> _WHAT YOU WILL DO_
The records underneath are to be repeated exactly, with the pictures left out.

App and web page records

● ● ●

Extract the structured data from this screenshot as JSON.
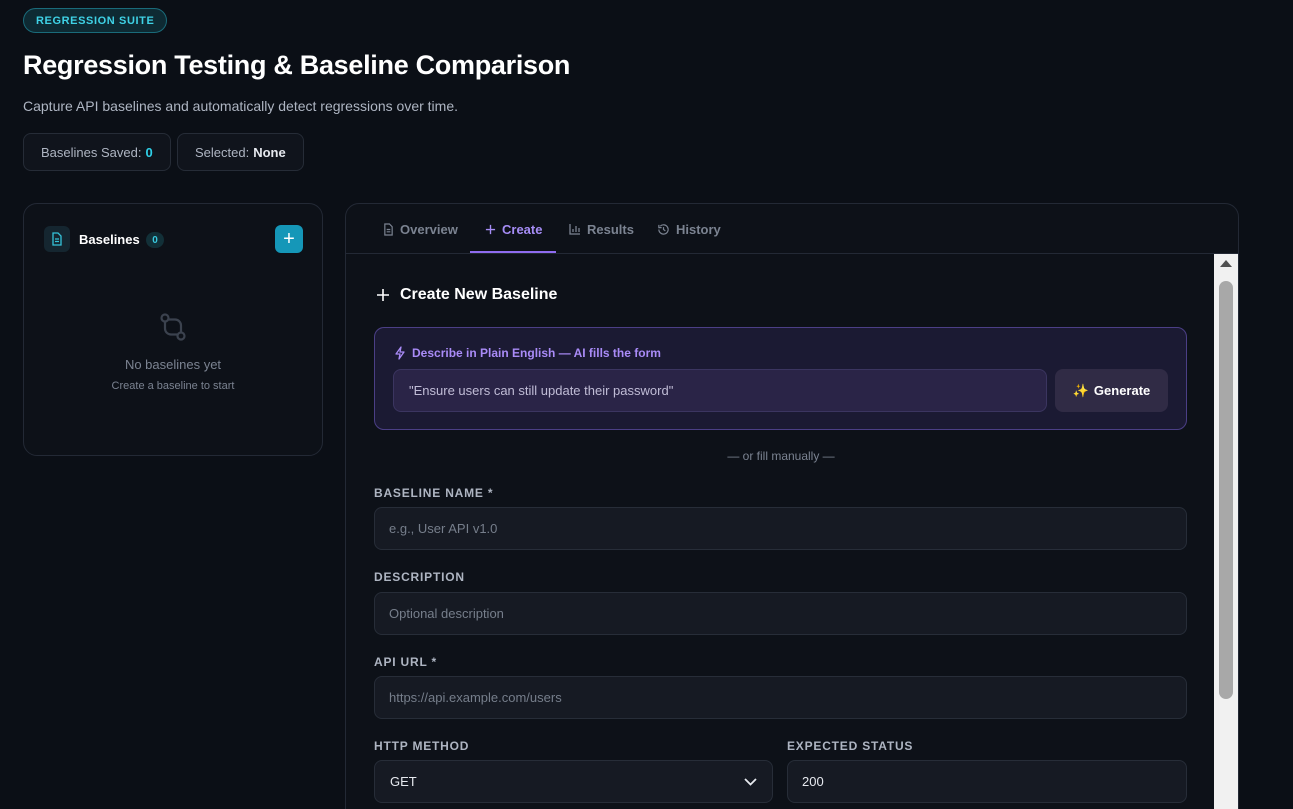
{
  "header": {
    "badge": "REGRESSION SUITE",
    "title": "Regression Testing & Baseline Comparison",
    "subtitle": "Capture API baselines and automatically detect regressions over time."
  },
  "stats": {
    "baselines_saved_label": "Baselines Saved:",
    "baselines_saved_value": "0",
    "selected_label": "Selected:",
    "selected_value": "None"
  },
  "sidebar": {
    "title": "Baselines",
    "count": "0",
    "add_label": "+",
    "empty_title": "No baselines yet",
    "empty_subtitle": "Create a baseline to start"
  },
  "tabs": [
    {
      "label": "Overview",
      "icon": "document-icon"
    },
    {
      "label": "Create",
      "icon": "plus-icon",
      "active": true
    },
    {
      "label": "Results",
      "icon": "bar-chart-icon"
    },
    {
      "label": "History",
      "icon": "history-icon"
    }
  ],
  "create": {
    "section_title": "Create New Baseline",
    "ai_label": "Describe in Plain English — AI fills the form",
    "ai_placeholder": "\"Ensure users can still update their password\"",
    "generate_label": "Generate",
    "or_manual": "— or fill manually —",
    "name_label": "BASELINE NAME *",
    "name_placeholder": "e.g., User API v1.0",
    "description_label": "DESCRIPTION",
    "description_placeholder": "Optional description",
    "url_label": "API URL *",
    "url_placeholder": "https://api.example.com/users",
    "method_label": "HTTP METHOD",
    "method_value": "GET",
    "status_label": "EXPECTED STATUS",
    "status_value": "200"
  },
  "colors": {
    "accent_cyan": "#2fd0e8",
    "accent_purple": "#a58cf5",
    "background": "#0b0f16"
  }
}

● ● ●

> _ANSWER FOR THE TASK_
Extract the structured data from this screenshot as JSON.
{
  "header": {
    "badge": "REGRESSION SUITE",
    "title": "Regression Testing & Baseline Comparison",
    "subtitle": "Capture API baselines and automatically detect regressions over time."
  },
  "stats": {
    "baselines_saved_label": "Baselines Saved:",
    "baselines_saved_value": "0",
    "selected_label": "Selected:",
    "selected_value": "None"
  },
  "sidebar": {
    "title": "Baselines",
    "count": "0",
    "add_label": "+",
    "empty_title": "No baselines yet",
    "empty_subtitle": "Create a baseline to start"
  },
  "tabs": [
    {
      "label": "Overview",
      "icon": "document-icon"
    },
    {
      "label": "Create",
      "icon": "plus-icon",
      "active": true
    },
    {
      "label": "Results",
      "icon": "bar-chart-icon"
    },
    {
      "label": "History",
      "icon": "history-icon"
    }
  ],
  "create": {
    "section_title": "Create New Baseline",
    "ai_label": "Describe in Plain English — AI fills the form",
    "ai_placeholder": "\"Ensure users can still update their password\"",
    "generate_label": "Generate",
    "or_manual": "— or fill manually —",
    "name_label": "BASELINE NAME *",
    "name_placeholder": "e.g., User API v1.0",
    "description_label": "DESCRIPTION",
    "description_placeholder": "Optional description",
    "url_label": "API URL *",
    "url_placeholder": "https://api.example.com/users",
    "method_label": "HTTP METHOD",
    "method_value": "GET",
    "status_label": "EXPECTED STATUS",
    "status_value": "200"
  },
  "colors": {
    "accent_cyan": "#2fd0e8",
    "accent_purple": "#a58cf5",
    "background": "#0b0f16"
  }
}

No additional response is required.